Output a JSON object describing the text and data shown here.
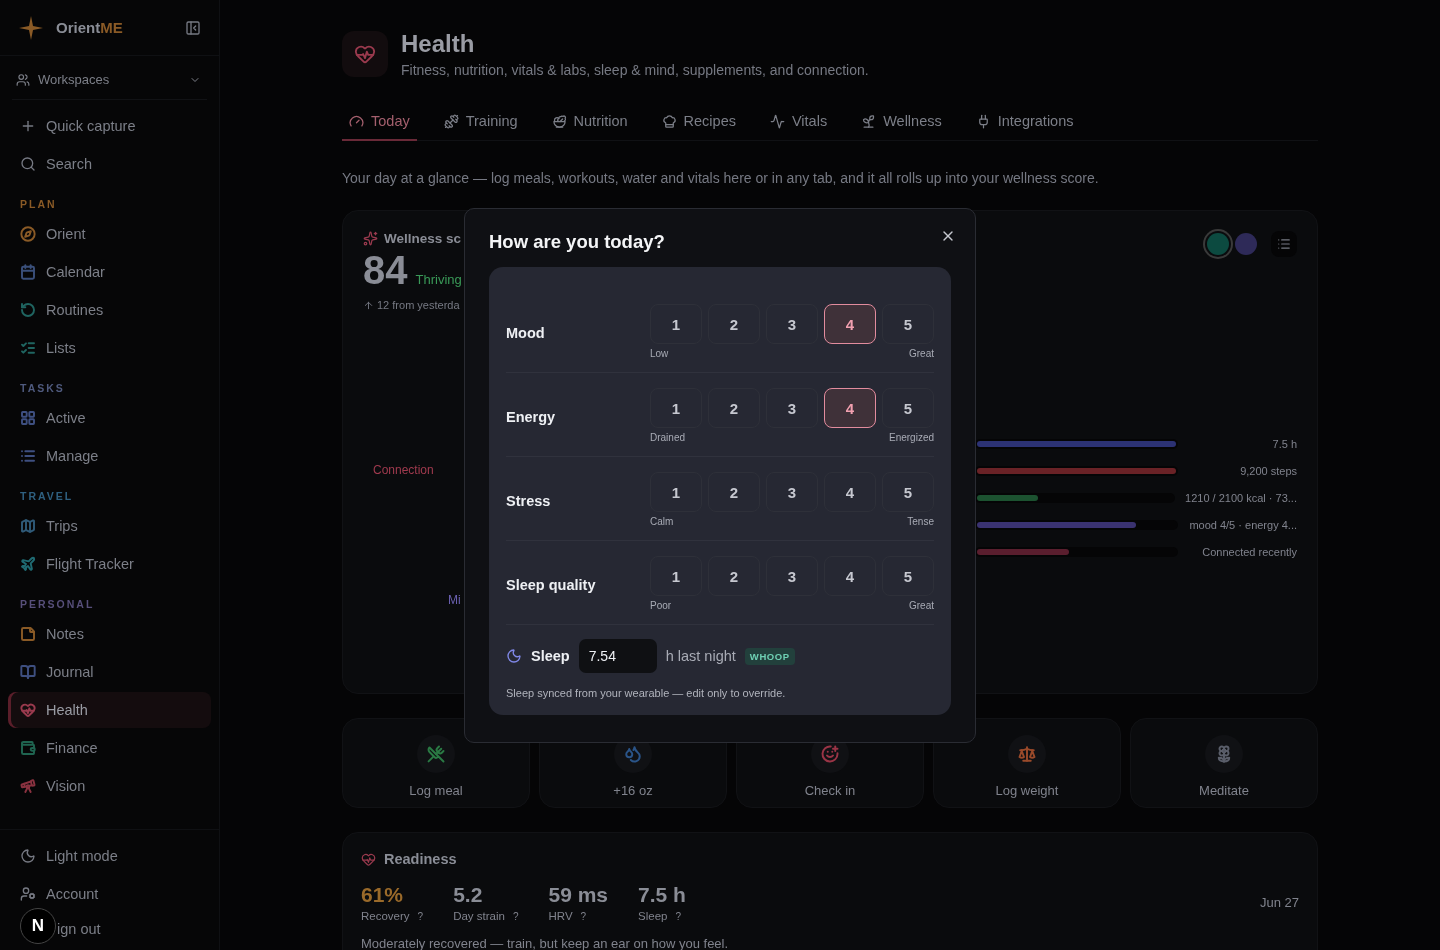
{
  "sidebar": {
    "brand": {
      "name": "Orient",
      "accent": "ME"
    },
    "workspaces": "Workspaces",
    "actions": [
      {
        "label": "Quick capture"
      },
      {
        "label": "Search"
      }
    ],
    "sections": [
      {
        "title": "PLAN",
        "color": "#8a5a26",
        "items": [
          {
            "label": "Orient",
            "color": "#8a5a26",
            "selected": false
          },
          {
            "label": "Calendar",
            "color": "#3a4f7a",
            "selected": false
          },
          {
            "label": "Routines",
            "color": "#1f6460",
            "selected": false
          },
          {
            "label": "Lists",
            "color": "#1f6460",
            "selected": false
          }
        ]
      },
      {
        "title": "TASKS",
        "color": "#4f5a7e",
        "items": [
          {
            "label": "Active",
            "color": "#3e4f80",
            "selected": false
          },
          {
            "label": "Manage",
            "color": "#3e4f80",
            "selected": false
          }
        ]
      },
      {
        "title": "TRAVEL",
        "color": "#2f6080",
        "items": [
          {
            "label": "Trips",
            "color": "#2f5a78",
            "selected": false
          },
          {
            "label": "Flight Tracker",
            "color": "#1f6a72",
            "selected": false
          }
        ]
      },
      {
        "title": "PERSONAL",
        "color": "#574f7a",
        "items": [
          {
            "label": "Notes",
            "color": "#8a5a26",
            "selected": false
          },
          {
            "label": "Journal",
            "color": "#3e4f80",
            "selected": false
          },
          {
            "label": "Health",
            "color": "#9a3a4e",
            "selected": true
          },
          {
            "label": "Finance",
            "color": "#1f6450",
            "selected": false
          },
          {
            "label": "Vision",
            "color": "#8a3240",
            "selected": false
          }
        ]
      }
    ],
    "footer": [
      {
        "label": "Light mode"
      },
      {
        "label": "Account"
      },
      {
        "label": "ign out"
      }
    ],
    "dev_badge": "N"
  },
  "header": {
    "title": "Health",
    "subtitle": "Fitness, nutrition, vitals & labs, sleep & mind, supplements, and connection."
  },
  "tabs": [
    {
      "label": "Today",
      "selected": true
    },
    {
      "label": "Training",
      "selected": false
    },
    {
      "label": "Nutrition",
      "selected": false
    },
    {
      "label": "Recipes",
      "selected": false
    },
    {
      "label": "Vitals",
      "selected": false
    },
    {
      "label": "Wellness",
      "selected": false
    },
    {
      "label": "Integrations",
      "selected": false
    }
  ],
  "intro": "Your day at a glance — log meals, workouts, water and vitals here or in any tab, and it all rolls up into your wellness score.",
  "wellness": {
    "title": "Wellness sc",
    "score": "84",
    "status": "Thriving",
    "delta": "12 from yesterda",
    "radar_labels": [
      {
        "label": "Connection",
        "color": "#a03a4e"
      },
      {
        "label": "Mi",
        "color": "#6a60b0"
      }
    ],
    "swatches": [
      {
        "color": "#0c4a40",
        "selected": true
      },
      {
        "color": "#2e2a58",
        "selected": false
      }
    ],
    "bars": [
      {
        "level": 1,
        "color": "#2c3274",
        "reading": "7.5 h"
      },
      {
        "level": 1,
        "color": "#6a2226",
        "reading": "9,200 steps"
      },
      {
        "level": 0.31,
        "color": "#1c5230",
        "reading": "1210 / 2100 kcal · 73..."
      },
      {
        "level": 0.8,
        "color": "#3a3270",
        "reading": "mood 4/5 · energy 4..."
      },
      {
        "level": 0.46,
        "color": "#5a1e2e",
        "reading": "Connected recently"
      }
    ]
  },
  "quick_actions": [
    {
      "label": "Log meal",
      "color": "#2a7a44"
    },
    {
      "label": "+16 oz",
      "color": "#2a5488"
    },
    {
      "label": "Check in",
      "color": "#9a3446"
    },
    {
      "label": "Log weight",
      "color": "#9a4a2a"
    },
    {
      "label": "Meditate",
      "color": "#5a5e6a"
    }
  ],
  "readiness": {
    "title": "Readiness",
    "date": "Jun 27",
    "metrics": [
      {
        "value": "61%",
        "label": "Recovery",
        "help": "?",
        "kind": "accent"
      },
      {
        "value": "5.2",
        "label": "Day strain",
        "help": "?",
        "kind": "plain"
      },
      {
        "value": "59 ms",
        "label": "HRV",
        "help": "?",
        "kind": "plain"
      },
      {
        "value": "7.5 h",
        "label": "Sleep",
        "help": "?",
        "kind": "plain"
      }
    ],
    "note": "Moderately recovered — train, but keep an ear on how you feel."
  },
  "dialog": {
    "title": "How are you today?",
    "ratings": [
      {
        "label": "Mood",
        "low": "Low",
        "high": "Great",
        "options": [
          {
            "label": "1",
            "selected": false
          },
          {
            "label": "2",
            "selected": false
          },
          {
            "label": "3",
            "selected": false
          },
          {
            "label": "4",
            "selected": true
          },
          {
            "label": "5",
            "selected": false
          }
        ]
      },
      {
        "label": "Energy",
        "low": "Drained",
        "high": "Energized",
        "options": [
          {
            "label": "1",
            "selected": false
          },
          {
            "label": "2",
            "selected": false
          },
          {
            "label": "3",
            "selected": false
          },
          {
            "label": "4",
            "selected": true
          },
          {
            "label": "5",
            "selected": false
          }
        ]
      },
      {
        "label": "Stress",
        "low": "Calm",
        "high": "Tense",
        "options": [
          {
            "label": "1",
            "selected": false
          },
          {
            "label": "2",
            "selected": false
          },
          {
            "label": "3",
            "selected": false
          },
          {
            "label": "4",
            "selected": false
          },
          {
            "label": "5",
            "selected": false
          }
        ]
      },
      {
        "label": "Sleep quality",
        "low": "Poor",
        "high": "Great",
        "options": [
          {
            "label": "1",
            "selected": false
          },
          {
            "label": "2",
            "selected": false
          },
          {
            "label": "3",
            "selected": false
          },
          {
            "label": "4",
            "selected": false
          },
          {
            "label": "5",
            "selected": false
          }
        ]
      }
    ],
    "sleep": {
      "label": "Sleep",
      "value": "7.54",
      "unit": "h last night",
      "source": "WHOOP"
    },
    "note": "Sleep synced from your wearable — edit only to override."
  }
}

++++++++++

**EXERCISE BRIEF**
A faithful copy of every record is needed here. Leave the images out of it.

**REPLY**
Output a JSON object describing the text and data shown here.
{
  "sidebar": {
    "brand": {
      "name": "Orient",
      "accent": "ME"
    },
    "workspaces": "Workspaces",
    "actions": [
      {
        "label": "Quick capture"
      },
      {
        "label": "Search"
      }
    ],
    "sections": [
      {
        "title": "PLAN",
        "color": "#8a5a26",
        "items": [
          {
            "label": "Orient",
            "color": "#8a5a26",
            "selected": false
          },
          {
            "label": "Calendar",
            "color": "#3a4f7a",
            "selected": false
          },
          {
            "label": "Routines",
            "color": "#1f6460",
            "selected": false
          },
          {
            "label": "Lists",
            "color": "#1f6460",
            "selected": false
          }
        ]
      },
      {
        "title": "TASKS",
        "color": "#4f5a7e",
        "items": [
          {
            "label": "Active",
            "color": "#3e4f80",
            "selected": false
          },
          {
            "label": "Manage",
            "color": "#3e4f80",
            "selected": false
          }
        ]
      },
      {
        "title": "TRAVEL",
        "color": "#2f6080",
        "items": [
          {
            "label": "Trips",
            "color": "#2f5a78",
            "selected": false
          },
          {
            "label": "Flight Tracker",
            "color": "#1f6a72",
            "selected": false
          }
        ]
      },
      {
        "title": "PERSONAL",
        "color": "#574f7a",
        "items": [
          {
            "label": "Notes",
            "color": "#8a5a26",
            "selected": false
          },
          {
            "label": "Journal",
            "color": "#3e4f80",
            "selected": false
          },
          {
            "label": "Health",
            "color": "#9a3a4e",
            "selected": true
          },
          {
            "label": "Finance",
            "color": "#1f6450",
            "selected": false
          },
          {
            "label": "Vision",
            "color": "#8a3240",
            "selected": false
          }
        ]
      }
    ],
    "footer": [
      {
        "label": "Light mode"
      },
      {
        "label": "Account"
      },
      {
        "label": "ign out"
      }
    ],
    "dev_badge": "N"
  },
  "header": {
    "title": "Health",
    "subtitle": "Fitness, nutrition, vitals & labs, sleep & mind, supplements, and connection."
  },
  "tabs": [
    {
      "label": "Today",
      "selected": true
    },
    {
      "label": "Training",
      "selected": false
    },
    {
      "label": "Nutrition",
      "selected": false
    },
    {
      "label": "Recipes",
      "selected": false
    },
    {
      "label": "Vitals",
      "selected": false
    },
    {
      "label": "Wellness",
      "selected": false
    },
    {
      "label": "Integrations",
      "selected": false
    }
  ],
  "intro": "Your day at a glance — log meals, workouts, water and vitals here or in any tab, and it all rolls up into your wellness score.",
  "wellness": {
    "title": "Wellness sc",
    "score": "84",
    "status": "Thriving",
    "delta": "12 from yesterda",
    "radar_labels": [
      {
        "label": "Connection",
        "color": "#a03a4e"
      },
      {
        "label": "Mi",
        "color": "#6a60b0"
      }
    ],
    "swatches": [
      {
        "color": "#0c4a40",
        "selected": true
      },
      {
        "color": "#2e2a58",
        "selected": false
      }
    ],
    "bars": [
      {
        "level": 1,
        "color": "#2c3274",
        "reading": "7.5 h"
      },
      {
        "level": 1,
        "color": "#6a2226",
        "reading": "9,200 steps"
      },
      {
        "level": 0.31,
        "color": "#1c5230",
        "reading": "1210 / 2100 kcal · 73..."
      },
      {
        "level": 0.8,
        "color": "#3a3270",
        "reading": "mood 4/5 · energy 4..."
      },
      {
        "level": 0.46,
        "color": "#5a1e2e",
        "reading": "Connected recently"
      }
    ]
  },
  "quick_actions": [
    {
      "label": "Log meal",
      "color": "#2a7a44"
    },
    {
      "label": "+16 oz",
      "color": "#2a5488"
    },
    {
      "label": "Check in",
      "color": "#9a3446"
    },
    {
      "label": "Log weight",
      "color": "#9a4a2a"
    },
    {
      "label": "Meditate",
      "color": "#5a5e6a"
    }
  ],
  "readiness": {
    "title": "Readiness",
    "date": "Jun 27",
    "metrics": [
      {
        "value": "61%",
        "label": "Recovery",
        "help": "?",
        "kind": "accent"
      },
      {
        "value": "5.2",
        "label": "Day strain",
        "help": "?",
        "kind": "plain"
      },
      {
        "value": "59 ms",
        "label": "HRV",
        "help": "?",
        "kind": "plain"
      },
      {
        "value": "7.5 h",
        "label": "Sleep",
        "help": "?",
        "kind": "plain"
      }
    ],
    "note": "Moderately recovered — train, but keep an ear on how you feel."
  },
  "dialog": {
    "title": "How are you today?",
    "ratings": [
      {
        "label": "Mood",
        "low": "Low",
        "high": "Great",
        "options": [
          {
            "label": "1",
            "selected": false
          },
          {
            "label": "2",
            "selected": false
          },
          {
            "label": "3",
            "selected": false
          },
          {
            "label": "4",
            "selected": true
          },
          {
            "label": "5",
            "selected": false
          }
        ]
      },
      {
        "label": "Energy",
        "low": "Drained",
        "high": "Energized",
        "options": [
          {
            "label": "1",
            "selected": false
          },
          {
            "label": "2",
            "selected": false
          },
          {
            "label": "3",
            "selected": false
          },
          {
            "label": "4",
            "selected": true
          },
          {
            "label": "5",
            "selected": false
          }
        ]
      },
      {
        "label": "Stress",
        "low": "Calm",
        "high": "Tense",
        "options": [
          {
            "label": "1",
            "selected": false
          },
          {
            "label": "2",
            "selected": false
          },
          {
            "label": "3",
            "selected": false
          },
          {
            "label": "4",
            "selected": false
          },
          {
            "label": "5",
            "selected": false
          }
        ]
      },
      {
        "label": "Sleep quality",
        "low": "Poor",
        "high": "Great",
        "options": [
          {
            "label": "1",
            "selected": false
          },
          {
            "label": "2",
            "selected": false
          },
          {
            "label": "3",
            "selected": false
          },
          {
            "label": "4",
            "selected": false
          },
          {
            "label": "5",
            "selected": false
          }
        ]
      }
    ],
    "sleep": {
      "label": "Sleep",
      "value": "7.54",
      "unit": "h last night",
      "source": "WHOOP"
    },
    "note": "Sleep synced from your wearable — edit only to override."
  }
}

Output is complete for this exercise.